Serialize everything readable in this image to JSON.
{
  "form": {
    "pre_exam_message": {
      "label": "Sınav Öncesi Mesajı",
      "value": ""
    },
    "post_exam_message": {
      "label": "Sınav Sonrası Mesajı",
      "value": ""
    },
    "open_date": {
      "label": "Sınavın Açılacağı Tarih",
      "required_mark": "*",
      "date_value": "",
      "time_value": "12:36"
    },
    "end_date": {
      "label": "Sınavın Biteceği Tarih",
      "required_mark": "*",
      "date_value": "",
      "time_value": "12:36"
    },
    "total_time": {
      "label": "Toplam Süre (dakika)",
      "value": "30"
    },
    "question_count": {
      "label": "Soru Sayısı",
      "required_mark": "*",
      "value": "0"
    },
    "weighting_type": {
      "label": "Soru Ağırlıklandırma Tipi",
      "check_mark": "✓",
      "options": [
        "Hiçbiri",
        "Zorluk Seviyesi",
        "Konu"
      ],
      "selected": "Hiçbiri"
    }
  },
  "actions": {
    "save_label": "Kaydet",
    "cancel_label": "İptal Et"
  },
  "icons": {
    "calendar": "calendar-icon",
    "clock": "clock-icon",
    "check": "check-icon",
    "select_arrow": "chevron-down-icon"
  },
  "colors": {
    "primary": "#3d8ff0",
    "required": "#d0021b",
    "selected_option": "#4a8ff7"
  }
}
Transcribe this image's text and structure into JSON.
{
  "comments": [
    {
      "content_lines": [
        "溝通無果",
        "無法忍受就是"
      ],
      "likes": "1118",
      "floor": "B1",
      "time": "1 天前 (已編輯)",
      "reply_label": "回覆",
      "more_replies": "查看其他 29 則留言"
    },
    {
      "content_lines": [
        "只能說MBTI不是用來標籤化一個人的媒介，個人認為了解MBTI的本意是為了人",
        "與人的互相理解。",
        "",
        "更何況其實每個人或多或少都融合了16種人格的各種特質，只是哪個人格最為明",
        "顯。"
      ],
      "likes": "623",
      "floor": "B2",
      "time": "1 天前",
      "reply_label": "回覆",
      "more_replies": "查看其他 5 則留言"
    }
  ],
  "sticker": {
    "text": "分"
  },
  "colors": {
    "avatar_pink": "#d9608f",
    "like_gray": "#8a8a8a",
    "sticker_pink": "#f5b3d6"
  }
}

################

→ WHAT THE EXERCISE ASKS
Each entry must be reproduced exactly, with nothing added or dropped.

→ EXERCISE ANSWER
Serialize everything readable in this image to JSON.
{
  "form": {
    "pre_exam_message": {
      "label": "Sınav Öncesi Mesajı",
      "value": ""
    },
    "post_exam_message": {
      "label": "Sınav Sonrası Mesajı",
      "value": ""
    },
    "open_date": {
      "label": "Sınavın Açılacağı Tarih",
      "required_mark": "*",
      "date_value": "",
      "time_value": "12:36"
    },
    "end_date": {
      "label": "Sınavın Biteceği Tarih",
      "required_mark": "*",
      "date_value": "",
      "time_value": "12:36"
    },
    "total_time": {
      "label": "Toplam Süre (dakika)",
      "value": "30"
    },
    "question_count": {
      "label": "Soru Sayısı",
      "required_mark": "*",
      "value": "0"
    },
    "weighting_type": {
      "label": "Soru Ağırlıklandırma Tipi",
      "check_mark": "✓",
      "options": [
        "Hiçbiri",
        "Zorluk Seviyesi",
        "Konu"
      ],
      "selected": "Hiçbiri"
    }
  },
  "actions": {
    "save_label": "Kaydet",
    "cancel_label": "İptal Et"
  },
  "icons": {
    "calendar": "calendar-icon",
    "clock": "clock-icon",
    "check": "check-icon",
    "select_arrow": "chevron-down-icon"
  },
  "colors": {
    "primary": "#3d8ff0",
    "required": "#d0021b",
    "selected_option": "#4a8ff7"
  }
}
Transcribe this image's text and structure into JSON.
{
  "comments": [
    {
      "content_lines": [
        "溝通無果",
        "無法忍受就是"
      ],
      "likes": "1118",
      "floor": "B1",
      "time": "1 天前 (已編輯)",
      "reply_label": "回覆",
      "more_replies": "查看其他 29 則留言"
    },
    {
      "content_lines": [
        "只能說MBTI不是用來標籤化一個人的媒介，個人認為了解MBTI的本意是為了人",
        "與人的互相理解。",
        "",
        "更何況其實每個人或多或少都融合了16種人格的各種特質，只是哪個人格最為明",
        "顯。"
      ],
      "likes": "623",
      "floor": "B2",
      "time": "1 天前",
      "reply_label": "回覆",
      "more_replies": "查看其他 5 則留言"
    }
  ],
  "sticker": {
    "text": "分"
  },
  "colors": {
    "avatar_pink": "#d9608f",
    "like_gray": "#8a8a8a",
    "sticker_pink": "#f5b3d6"
  }
}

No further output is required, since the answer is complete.